Extracted material>
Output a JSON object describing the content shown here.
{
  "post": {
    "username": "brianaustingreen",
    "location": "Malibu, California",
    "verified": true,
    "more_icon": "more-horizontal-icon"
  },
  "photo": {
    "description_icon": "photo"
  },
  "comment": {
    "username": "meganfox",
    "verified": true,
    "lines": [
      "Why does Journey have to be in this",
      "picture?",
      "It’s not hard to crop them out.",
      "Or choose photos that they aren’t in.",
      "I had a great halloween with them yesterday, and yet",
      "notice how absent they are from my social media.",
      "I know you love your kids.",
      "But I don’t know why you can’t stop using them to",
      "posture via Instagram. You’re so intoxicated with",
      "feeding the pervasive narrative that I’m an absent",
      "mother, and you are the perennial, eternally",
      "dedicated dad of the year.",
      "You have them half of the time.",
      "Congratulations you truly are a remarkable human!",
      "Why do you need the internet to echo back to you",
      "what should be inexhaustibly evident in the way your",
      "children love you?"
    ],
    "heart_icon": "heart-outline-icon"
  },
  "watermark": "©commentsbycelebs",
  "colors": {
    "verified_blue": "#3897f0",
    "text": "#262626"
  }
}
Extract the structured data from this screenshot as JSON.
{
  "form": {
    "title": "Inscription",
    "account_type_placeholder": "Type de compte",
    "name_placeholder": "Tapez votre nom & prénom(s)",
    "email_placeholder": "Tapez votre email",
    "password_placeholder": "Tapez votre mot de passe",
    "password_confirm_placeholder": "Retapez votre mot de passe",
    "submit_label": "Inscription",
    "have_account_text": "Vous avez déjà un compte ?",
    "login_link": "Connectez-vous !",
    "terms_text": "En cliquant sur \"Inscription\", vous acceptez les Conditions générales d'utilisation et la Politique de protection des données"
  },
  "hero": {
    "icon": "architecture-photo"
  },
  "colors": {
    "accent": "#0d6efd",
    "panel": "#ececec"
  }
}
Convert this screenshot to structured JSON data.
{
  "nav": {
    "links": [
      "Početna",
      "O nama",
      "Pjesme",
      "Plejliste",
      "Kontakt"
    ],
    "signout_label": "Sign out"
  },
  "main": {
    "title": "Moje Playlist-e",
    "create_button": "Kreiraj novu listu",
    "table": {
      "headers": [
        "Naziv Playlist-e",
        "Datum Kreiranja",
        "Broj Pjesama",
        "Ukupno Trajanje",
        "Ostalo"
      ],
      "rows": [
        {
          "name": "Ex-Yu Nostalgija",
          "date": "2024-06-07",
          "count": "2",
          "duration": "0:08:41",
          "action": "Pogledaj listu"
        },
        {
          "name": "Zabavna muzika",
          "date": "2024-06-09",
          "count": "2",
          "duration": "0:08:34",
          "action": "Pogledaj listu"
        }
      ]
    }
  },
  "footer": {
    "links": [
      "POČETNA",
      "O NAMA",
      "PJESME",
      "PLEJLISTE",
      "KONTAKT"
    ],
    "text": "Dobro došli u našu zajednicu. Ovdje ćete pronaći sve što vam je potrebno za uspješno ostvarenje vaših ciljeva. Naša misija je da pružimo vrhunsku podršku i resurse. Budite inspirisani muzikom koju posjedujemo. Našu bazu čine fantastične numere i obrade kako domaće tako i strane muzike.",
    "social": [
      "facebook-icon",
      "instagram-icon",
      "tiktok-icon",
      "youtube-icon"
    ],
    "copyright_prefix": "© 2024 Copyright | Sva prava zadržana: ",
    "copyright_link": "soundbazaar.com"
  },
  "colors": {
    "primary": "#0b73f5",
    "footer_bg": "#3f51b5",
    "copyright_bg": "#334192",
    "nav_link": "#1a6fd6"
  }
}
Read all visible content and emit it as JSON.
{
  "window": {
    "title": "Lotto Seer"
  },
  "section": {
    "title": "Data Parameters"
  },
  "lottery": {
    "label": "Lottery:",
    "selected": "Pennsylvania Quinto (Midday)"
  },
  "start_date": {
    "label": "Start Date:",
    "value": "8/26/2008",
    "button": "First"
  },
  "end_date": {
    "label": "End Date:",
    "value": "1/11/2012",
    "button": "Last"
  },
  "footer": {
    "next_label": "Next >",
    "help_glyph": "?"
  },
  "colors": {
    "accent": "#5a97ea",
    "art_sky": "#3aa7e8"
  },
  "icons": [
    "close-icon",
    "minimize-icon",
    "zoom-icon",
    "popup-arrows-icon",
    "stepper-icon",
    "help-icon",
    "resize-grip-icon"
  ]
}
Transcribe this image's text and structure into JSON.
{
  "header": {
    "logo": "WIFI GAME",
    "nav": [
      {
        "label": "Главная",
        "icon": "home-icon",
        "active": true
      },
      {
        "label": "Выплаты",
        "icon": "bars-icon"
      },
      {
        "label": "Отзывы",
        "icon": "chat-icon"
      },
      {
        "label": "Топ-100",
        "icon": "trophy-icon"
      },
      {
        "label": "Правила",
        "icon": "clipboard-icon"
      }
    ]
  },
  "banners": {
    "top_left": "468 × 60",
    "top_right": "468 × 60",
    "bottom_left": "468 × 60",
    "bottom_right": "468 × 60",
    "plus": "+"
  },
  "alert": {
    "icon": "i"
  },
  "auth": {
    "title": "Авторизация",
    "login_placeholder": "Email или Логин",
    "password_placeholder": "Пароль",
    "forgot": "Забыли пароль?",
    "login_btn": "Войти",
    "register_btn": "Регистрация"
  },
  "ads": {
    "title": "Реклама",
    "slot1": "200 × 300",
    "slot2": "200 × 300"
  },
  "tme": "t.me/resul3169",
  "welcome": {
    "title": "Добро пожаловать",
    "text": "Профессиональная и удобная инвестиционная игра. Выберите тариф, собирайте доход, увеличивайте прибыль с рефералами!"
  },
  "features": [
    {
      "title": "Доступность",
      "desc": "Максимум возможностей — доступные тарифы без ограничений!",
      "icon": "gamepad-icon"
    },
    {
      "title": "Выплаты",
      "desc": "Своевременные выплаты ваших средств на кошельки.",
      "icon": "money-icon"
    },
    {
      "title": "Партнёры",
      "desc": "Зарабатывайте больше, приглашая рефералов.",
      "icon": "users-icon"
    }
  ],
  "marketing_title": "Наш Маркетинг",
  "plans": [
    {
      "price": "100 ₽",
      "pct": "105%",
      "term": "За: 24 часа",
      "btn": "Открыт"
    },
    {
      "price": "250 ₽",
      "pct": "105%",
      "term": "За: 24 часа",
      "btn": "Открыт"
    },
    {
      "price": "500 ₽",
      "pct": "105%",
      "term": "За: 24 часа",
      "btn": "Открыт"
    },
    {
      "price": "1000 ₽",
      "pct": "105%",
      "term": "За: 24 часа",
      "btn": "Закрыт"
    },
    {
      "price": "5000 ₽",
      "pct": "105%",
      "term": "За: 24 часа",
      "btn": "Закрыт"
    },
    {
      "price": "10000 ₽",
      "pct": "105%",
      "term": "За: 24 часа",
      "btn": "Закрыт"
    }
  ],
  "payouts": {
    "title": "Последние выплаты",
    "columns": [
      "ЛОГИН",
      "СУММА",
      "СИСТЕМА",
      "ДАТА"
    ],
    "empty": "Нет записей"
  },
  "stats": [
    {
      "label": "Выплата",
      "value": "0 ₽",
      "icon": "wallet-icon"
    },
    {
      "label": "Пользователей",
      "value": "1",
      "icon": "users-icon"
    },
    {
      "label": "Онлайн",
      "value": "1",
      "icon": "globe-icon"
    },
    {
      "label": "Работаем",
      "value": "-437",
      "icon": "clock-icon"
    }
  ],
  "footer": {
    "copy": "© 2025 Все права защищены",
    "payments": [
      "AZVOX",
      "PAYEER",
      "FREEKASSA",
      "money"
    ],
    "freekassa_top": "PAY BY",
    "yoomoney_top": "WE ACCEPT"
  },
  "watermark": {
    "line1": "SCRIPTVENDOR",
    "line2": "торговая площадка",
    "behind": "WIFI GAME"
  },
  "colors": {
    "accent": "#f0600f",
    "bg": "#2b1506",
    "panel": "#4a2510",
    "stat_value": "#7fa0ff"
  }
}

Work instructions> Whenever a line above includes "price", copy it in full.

Written answer>
      "price": "100 ₽",
      "price": "250 ₽",
      "price": "500 ₽",
      "price": "1000 ₽",
      "price": "5000 ₽",
      "price": "10000 ₽",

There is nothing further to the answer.